The Henry M. Jackson Foundation for the Advancement of Military Medicine, Inc., Bethesda, MD 20817, USA; Department of Defense Biotechnology High Performance Computing Software Applications Institute, Telemedicine and Advanced Technology Research Center, U.S. Army Medical Research and Materiel Command, Fort Detrick, MD 21702, USA. Electronic address: [Email]

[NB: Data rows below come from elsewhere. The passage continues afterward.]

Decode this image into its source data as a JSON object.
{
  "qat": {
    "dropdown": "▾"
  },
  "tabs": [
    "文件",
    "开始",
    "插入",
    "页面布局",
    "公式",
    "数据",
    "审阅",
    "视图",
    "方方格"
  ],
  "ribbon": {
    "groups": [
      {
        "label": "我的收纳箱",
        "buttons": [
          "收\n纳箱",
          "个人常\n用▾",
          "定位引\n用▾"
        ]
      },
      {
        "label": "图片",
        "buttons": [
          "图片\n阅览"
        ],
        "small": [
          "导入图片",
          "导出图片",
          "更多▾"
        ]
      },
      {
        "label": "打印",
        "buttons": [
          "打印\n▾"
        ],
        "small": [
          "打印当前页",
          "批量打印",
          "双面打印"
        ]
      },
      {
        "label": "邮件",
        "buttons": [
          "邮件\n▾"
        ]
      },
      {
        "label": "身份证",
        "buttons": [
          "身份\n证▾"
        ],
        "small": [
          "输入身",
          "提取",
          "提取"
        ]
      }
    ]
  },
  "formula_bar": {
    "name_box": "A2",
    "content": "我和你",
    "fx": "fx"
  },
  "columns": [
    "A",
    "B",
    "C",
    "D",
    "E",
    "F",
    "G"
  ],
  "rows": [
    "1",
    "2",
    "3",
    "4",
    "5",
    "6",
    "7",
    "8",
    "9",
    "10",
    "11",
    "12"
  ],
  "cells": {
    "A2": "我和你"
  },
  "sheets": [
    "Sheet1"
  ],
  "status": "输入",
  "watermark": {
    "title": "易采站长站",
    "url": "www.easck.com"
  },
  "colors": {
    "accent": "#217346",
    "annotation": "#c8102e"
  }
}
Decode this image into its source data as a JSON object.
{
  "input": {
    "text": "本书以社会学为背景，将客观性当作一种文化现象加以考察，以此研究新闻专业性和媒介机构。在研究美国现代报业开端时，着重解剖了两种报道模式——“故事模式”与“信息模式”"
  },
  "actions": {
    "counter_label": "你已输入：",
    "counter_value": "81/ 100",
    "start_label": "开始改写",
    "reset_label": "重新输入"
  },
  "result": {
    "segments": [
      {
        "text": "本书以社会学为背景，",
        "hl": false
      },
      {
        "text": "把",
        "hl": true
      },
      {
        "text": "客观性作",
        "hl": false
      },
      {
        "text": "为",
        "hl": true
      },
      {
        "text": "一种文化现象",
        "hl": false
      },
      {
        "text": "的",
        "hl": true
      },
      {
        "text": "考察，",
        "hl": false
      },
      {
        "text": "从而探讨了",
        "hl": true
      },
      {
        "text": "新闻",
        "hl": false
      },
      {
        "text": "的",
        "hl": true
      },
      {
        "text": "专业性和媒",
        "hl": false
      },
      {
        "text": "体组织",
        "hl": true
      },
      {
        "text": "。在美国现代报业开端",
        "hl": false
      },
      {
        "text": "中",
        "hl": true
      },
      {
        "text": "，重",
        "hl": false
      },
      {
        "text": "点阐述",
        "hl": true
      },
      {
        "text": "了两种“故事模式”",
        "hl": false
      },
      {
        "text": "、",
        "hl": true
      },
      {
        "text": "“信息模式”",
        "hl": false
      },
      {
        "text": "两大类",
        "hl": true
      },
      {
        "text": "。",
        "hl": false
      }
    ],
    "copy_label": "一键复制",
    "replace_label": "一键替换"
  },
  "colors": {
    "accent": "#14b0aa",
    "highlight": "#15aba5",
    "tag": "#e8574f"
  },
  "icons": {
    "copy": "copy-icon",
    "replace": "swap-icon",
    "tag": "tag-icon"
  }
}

Acetaminophen (APAP) is the most commonly used analgesic and antipyretic drug in the world. Yet, it poses a major risk of liver injury when taken in excess of the therapeutic dose. Current clinical markers do not detect the early onset of liver injury associated with excess APAP-information that is vital to reverse injury progression through available therapeutic interventions. Hence, several studies have used transcriptomics, proteomics, and metabolomics technologies, both independently and in combination, in an attempt to discover potential early markers of liver injury. However, the casual relationship between these observations and their relation to the APAP mechanism of liver toxicity are not clearly understood. Here, we used Sprague-Dawley rats orally gavaged with a single dose of 2 g/kg of APAP to collect tissue samples from the liver and kidney for transcriptomic analysis and plasma and urine samples for metabolomic analysis. We developed and used a multi-tissue, metabolism-based modeling approach to integrate these data, characterize the effect of excess APAP levels on liver metabolism, and identify a panel of plasma and urine metabolites that are associated with APAP-induced liver toxicity. Our analyses, which indicated that pathways involved in nucleotide-, lipid-, and amino acid-related metabolism in the liver were most strongly affected within 10 h following APAP treatment, identified a list of potential metabolites in these pathways that could serve as plausible markers of APAP-induced liver injury. Our approach identifies toxicant-induced changes in endogenous metabolism, is applicable to other toxicants based on transcriptomic data, and provides a mechanistic framework for interpreting metabolite alterations.